Eight great job-search tips for a tough market
Here's how to get a competitive edgeBy Marissa Banker
Here’s the good news: It is never too late to find your dream job. Consider lifelong learner Colonel Harland Sanders. Later famed for—you guessed it—founding KFC, at age 40 Sanders was selling chicken out of his home. At age 65, his only restaurant failed.
So Sanders took the $105 from his first Social Security check and his famous recipe for fried chicken and scouted out franchise locations. Now, 70 years later, there are more than 15,000 KFC restaurants in 105 countries. It’s never too late to set and pursue a goal.
Here’s the challenge: While much improved, it’s still a tough job market, with one third of Americans reporting that they will be job hunting this year. So, if you’re one of the millions who has resolved to find that dream job, here are eight tips to help you remain competitive:
Focus: Before you begin, picture your ideal professional life. Do you want to work part- or full-time? In a small office, a mid-sized company or a large corporation? Do you want to relocate? If not, how far are you willing to drive? What kind of salary do you want? What kind do you need? Are there careers that will let you pursue your life passions or develop your strengths? Take some time to really think about these things. Write down your thoughts and the goals that come from them.
Plan: Before you jump into your search, make a plan. List five companies you really want to work for, the geographic locations you like, company size, public vs. privately owned. Keep that plan in one place (like a notebook or a Word document) and update it regularly.
Treat the Job Search Process Like a Job: Finding a job is a full-time job. Make sure that when you start your search, you’re not letting your current responsibilities wane. Schedule your day, set goals and objectives. What you put into your job search is what you get out of it.
Don’t Just “Do Your Homework”—Really Study! Always research the organization prior to interviewing. Learn about the company’s successes, accolades and competitors. Research a role in that development. Finally, research the company on the Better Business Bureau website and set up Google Alerts for each of your top employment prospects.
Leverage your Online Presence: Today, as many as 92 percent of employers and recruiters use social networks to find job candidates – yet only 38 percent of job seekers report regular use of LinkedIn to find work. For competitive job seekers, ensure that you are constantly building your online connections, joining groups related to your industry, regularly updating your status and keeping your profile information and credentials fresh. When filling an open job, 47 percent of recruiters review a candidate’s public profiles before deciding to contact them for an initial conversation. Would a Google search of your name earn you an interview?
Don’t forget the basics. Set a professional voicemail on your phone, keep business cards with you at all times and ensure you’re using a professional email address. Even if you love cats, your future employer probably won’t be impressed by kittyluvr8@gmail.
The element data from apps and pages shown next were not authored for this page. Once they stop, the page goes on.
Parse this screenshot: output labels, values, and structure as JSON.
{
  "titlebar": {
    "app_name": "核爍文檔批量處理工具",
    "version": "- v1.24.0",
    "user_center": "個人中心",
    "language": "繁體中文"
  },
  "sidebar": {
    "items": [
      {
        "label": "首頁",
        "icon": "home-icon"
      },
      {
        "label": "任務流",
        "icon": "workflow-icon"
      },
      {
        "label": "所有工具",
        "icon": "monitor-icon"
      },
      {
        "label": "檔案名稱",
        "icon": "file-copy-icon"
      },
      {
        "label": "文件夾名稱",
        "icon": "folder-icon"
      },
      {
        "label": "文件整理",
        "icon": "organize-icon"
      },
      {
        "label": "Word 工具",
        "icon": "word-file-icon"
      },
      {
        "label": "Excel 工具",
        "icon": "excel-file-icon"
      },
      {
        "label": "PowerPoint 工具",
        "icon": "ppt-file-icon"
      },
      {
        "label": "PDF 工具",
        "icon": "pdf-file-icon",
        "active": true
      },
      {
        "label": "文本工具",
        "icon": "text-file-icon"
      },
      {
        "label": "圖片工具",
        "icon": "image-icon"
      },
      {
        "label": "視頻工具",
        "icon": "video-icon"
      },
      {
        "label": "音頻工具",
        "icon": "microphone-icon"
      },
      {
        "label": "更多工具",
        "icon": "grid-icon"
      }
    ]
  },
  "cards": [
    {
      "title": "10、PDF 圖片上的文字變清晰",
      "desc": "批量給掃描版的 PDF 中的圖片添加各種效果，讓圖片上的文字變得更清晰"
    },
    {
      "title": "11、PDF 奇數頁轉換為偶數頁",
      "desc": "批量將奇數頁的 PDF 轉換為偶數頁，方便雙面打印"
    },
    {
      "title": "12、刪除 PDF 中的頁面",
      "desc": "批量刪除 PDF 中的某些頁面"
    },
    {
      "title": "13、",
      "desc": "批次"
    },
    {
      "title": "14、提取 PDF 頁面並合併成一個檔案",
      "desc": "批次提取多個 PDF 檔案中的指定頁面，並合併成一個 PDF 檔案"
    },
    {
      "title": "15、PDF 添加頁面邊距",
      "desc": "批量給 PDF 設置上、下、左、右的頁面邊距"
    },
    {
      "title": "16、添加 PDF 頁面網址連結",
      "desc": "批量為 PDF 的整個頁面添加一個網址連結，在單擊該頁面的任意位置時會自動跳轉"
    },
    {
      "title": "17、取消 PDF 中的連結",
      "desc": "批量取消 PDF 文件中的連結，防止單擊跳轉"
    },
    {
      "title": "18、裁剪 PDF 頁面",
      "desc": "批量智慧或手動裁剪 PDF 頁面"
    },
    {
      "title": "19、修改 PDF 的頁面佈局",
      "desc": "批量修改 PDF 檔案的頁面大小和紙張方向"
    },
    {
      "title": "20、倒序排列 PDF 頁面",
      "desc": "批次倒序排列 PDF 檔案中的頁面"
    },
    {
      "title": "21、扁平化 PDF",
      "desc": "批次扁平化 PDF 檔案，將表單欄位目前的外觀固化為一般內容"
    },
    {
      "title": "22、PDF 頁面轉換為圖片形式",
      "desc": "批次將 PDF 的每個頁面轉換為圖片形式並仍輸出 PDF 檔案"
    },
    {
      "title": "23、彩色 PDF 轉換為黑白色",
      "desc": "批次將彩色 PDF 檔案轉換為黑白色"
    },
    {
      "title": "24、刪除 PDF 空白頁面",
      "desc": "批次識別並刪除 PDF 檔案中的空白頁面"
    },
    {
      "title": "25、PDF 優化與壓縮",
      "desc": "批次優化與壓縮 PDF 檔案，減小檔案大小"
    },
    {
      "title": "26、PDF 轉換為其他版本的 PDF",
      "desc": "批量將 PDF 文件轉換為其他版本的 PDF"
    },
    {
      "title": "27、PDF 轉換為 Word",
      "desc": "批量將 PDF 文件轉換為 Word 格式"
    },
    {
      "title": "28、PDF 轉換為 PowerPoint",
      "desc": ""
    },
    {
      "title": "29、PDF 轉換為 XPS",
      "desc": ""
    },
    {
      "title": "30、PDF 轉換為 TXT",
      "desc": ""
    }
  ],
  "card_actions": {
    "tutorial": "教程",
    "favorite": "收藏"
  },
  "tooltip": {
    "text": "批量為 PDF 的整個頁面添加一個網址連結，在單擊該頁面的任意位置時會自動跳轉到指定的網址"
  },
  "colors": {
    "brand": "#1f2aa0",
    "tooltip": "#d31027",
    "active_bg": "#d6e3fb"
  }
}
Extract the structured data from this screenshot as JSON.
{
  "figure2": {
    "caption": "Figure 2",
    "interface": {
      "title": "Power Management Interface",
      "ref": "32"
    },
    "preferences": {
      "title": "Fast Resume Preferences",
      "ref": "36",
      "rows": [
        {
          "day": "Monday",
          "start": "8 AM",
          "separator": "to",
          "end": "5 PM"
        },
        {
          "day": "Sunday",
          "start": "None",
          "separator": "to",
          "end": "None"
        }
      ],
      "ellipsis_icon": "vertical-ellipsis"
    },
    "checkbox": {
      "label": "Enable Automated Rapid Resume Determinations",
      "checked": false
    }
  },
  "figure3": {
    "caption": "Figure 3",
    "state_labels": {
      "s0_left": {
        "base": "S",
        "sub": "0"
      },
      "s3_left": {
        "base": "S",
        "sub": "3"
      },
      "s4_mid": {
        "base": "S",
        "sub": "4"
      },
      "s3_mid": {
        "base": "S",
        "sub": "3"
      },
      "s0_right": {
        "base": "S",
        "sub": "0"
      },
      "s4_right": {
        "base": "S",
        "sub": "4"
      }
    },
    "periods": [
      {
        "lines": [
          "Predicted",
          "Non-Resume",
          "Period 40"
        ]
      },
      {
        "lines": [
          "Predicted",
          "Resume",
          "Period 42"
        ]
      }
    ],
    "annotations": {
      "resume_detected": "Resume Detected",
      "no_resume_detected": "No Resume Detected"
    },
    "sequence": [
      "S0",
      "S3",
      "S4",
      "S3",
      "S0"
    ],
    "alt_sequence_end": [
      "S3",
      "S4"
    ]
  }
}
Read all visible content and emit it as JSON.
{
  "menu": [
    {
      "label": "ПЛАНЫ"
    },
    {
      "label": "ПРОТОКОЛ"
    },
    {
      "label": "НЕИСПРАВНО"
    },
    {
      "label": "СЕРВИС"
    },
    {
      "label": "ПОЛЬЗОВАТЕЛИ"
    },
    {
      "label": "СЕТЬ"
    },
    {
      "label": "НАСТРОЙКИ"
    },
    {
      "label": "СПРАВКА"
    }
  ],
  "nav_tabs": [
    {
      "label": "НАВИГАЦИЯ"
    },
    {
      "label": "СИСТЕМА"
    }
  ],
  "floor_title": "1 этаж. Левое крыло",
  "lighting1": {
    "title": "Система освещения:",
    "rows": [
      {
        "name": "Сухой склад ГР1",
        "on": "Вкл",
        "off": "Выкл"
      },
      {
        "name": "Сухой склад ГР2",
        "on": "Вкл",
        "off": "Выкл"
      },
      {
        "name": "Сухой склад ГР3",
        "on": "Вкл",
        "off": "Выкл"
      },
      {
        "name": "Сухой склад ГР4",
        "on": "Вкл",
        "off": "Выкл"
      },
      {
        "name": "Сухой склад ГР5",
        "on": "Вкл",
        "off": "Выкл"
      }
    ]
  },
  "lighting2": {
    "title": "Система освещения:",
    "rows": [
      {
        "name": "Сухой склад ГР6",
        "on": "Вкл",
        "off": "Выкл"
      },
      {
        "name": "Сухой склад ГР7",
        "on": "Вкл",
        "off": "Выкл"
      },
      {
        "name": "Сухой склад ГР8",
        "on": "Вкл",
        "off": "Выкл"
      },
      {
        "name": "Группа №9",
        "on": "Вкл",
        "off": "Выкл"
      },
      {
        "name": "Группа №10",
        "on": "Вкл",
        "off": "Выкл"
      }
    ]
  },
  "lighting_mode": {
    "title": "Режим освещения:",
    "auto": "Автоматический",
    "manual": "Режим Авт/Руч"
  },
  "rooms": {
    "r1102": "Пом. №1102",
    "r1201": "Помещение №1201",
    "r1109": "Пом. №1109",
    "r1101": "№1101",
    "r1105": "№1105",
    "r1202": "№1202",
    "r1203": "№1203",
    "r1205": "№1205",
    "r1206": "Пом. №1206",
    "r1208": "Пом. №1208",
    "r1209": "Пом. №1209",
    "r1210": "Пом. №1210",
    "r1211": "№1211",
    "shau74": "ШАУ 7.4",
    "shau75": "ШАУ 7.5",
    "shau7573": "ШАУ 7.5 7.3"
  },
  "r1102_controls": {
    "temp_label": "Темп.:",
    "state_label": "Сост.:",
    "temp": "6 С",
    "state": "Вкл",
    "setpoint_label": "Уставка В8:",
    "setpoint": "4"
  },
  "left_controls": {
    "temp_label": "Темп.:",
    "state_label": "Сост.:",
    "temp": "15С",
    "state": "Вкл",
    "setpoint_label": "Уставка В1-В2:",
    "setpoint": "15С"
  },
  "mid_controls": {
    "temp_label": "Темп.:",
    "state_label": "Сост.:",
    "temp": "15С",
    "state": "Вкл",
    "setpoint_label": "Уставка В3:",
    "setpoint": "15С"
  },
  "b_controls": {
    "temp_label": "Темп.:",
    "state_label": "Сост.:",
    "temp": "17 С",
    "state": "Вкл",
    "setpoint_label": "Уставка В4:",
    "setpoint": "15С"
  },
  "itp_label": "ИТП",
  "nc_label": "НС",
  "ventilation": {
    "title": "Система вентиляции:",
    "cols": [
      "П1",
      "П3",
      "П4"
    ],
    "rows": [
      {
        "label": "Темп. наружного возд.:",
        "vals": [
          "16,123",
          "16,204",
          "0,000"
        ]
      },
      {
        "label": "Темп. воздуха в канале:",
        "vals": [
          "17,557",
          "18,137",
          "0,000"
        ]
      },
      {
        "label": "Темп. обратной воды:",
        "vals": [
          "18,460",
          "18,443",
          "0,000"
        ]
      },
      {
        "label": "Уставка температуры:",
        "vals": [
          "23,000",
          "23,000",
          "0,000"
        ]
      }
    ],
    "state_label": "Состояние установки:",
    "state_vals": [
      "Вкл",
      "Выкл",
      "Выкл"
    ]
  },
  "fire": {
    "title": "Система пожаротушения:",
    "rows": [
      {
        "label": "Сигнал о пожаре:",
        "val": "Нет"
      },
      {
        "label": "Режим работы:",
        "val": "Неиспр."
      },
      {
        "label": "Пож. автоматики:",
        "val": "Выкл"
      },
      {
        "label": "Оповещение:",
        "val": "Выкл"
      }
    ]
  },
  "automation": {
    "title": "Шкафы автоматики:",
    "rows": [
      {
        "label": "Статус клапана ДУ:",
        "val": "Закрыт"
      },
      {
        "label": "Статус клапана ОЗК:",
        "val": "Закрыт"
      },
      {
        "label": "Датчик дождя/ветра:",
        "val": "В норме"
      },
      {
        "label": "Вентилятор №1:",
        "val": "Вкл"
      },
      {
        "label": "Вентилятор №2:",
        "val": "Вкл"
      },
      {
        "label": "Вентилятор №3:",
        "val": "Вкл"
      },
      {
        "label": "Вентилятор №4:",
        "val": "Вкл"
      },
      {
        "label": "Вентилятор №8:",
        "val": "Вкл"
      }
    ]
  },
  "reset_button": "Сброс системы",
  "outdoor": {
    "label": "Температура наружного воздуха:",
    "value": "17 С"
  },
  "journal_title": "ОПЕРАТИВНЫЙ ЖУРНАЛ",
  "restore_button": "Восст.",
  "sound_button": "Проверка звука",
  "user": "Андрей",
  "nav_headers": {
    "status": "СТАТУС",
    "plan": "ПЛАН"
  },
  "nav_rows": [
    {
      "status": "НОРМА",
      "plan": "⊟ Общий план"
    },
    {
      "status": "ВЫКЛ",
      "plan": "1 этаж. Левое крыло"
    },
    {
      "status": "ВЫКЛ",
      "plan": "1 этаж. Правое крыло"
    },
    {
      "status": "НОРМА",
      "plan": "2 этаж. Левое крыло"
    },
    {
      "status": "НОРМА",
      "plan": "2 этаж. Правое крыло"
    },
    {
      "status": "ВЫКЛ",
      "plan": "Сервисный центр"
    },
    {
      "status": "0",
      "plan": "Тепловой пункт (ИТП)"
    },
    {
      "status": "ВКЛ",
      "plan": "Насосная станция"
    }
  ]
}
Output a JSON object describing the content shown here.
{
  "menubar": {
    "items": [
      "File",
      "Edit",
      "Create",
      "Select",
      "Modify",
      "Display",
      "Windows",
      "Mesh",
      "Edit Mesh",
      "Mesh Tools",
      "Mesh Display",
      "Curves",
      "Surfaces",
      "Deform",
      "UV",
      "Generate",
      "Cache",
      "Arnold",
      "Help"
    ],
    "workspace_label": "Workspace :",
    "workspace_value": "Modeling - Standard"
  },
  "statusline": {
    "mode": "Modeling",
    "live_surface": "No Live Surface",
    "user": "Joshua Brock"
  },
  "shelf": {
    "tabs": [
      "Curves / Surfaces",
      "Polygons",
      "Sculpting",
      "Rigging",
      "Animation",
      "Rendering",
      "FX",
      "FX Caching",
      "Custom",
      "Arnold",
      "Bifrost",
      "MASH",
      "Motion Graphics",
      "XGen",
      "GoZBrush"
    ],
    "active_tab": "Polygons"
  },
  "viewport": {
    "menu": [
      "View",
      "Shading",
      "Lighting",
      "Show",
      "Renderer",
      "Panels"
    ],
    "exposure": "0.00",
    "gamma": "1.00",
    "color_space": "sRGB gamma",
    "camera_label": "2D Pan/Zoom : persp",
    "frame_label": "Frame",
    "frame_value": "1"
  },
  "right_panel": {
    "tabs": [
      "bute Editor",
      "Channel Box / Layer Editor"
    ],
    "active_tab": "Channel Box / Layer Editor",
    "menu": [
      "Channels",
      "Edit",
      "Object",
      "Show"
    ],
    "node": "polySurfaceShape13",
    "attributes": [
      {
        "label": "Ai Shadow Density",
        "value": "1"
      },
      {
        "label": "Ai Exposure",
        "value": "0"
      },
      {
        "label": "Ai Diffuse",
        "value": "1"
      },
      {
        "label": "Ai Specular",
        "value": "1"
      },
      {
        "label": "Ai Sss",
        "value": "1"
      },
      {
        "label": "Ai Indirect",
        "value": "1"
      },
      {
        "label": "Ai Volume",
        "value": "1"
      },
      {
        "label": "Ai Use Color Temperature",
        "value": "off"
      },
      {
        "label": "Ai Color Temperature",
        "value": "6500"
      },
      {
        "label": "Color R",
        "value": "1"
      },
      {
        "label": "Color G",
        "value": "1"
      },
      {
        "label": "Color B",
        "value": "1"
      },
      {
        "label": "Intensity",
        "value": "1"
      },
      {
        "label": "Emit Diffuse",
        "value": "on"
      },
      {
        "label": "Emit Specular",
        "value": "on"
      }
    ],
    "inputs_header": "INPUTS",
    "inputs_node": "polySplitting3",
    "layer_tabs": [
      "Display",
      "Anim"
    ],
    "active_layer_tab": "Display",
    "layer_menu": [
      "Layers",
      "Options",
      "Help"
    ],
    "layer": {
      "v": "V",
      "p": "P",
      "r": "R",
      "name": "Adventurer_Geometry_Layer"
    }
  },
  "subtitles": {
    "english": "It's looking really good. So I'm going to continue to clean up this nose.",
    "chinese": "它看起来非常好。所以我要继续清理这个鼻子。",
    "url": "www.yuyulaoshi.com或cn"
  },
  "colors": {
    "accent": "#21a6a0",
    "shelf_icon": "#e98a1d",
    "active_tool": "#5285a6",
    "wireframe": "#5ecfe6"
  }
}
Unless you’re applying for the Humane Society. Which brings me to another point:
Tailor: Your job search is not one size fits all. What works for one company, might not work for another.
Evolve: The job search is continuously changing. What tools and processes work now, might not work in six months. Research continuously, utilize different job search tools, and improve yourself after interviews.
Marissa Banker, M.Ed., CPRW, is director of career services for the two Denver-area campuses of Colorado Technical University in Aurora and Westminster. She comes to CTU with experience in counseling and post-secondary education specific to career services and employer relations. As campus director of career services, Marissa manages a career services team that helps empower CTU students and alumni with professional support and resources needed to prepare for today’s job market. In addition to providing networking opportunities with real-world experts and employers, Marissa and her team offer personalized career coaching, including helping CTU students enhance their digital identity.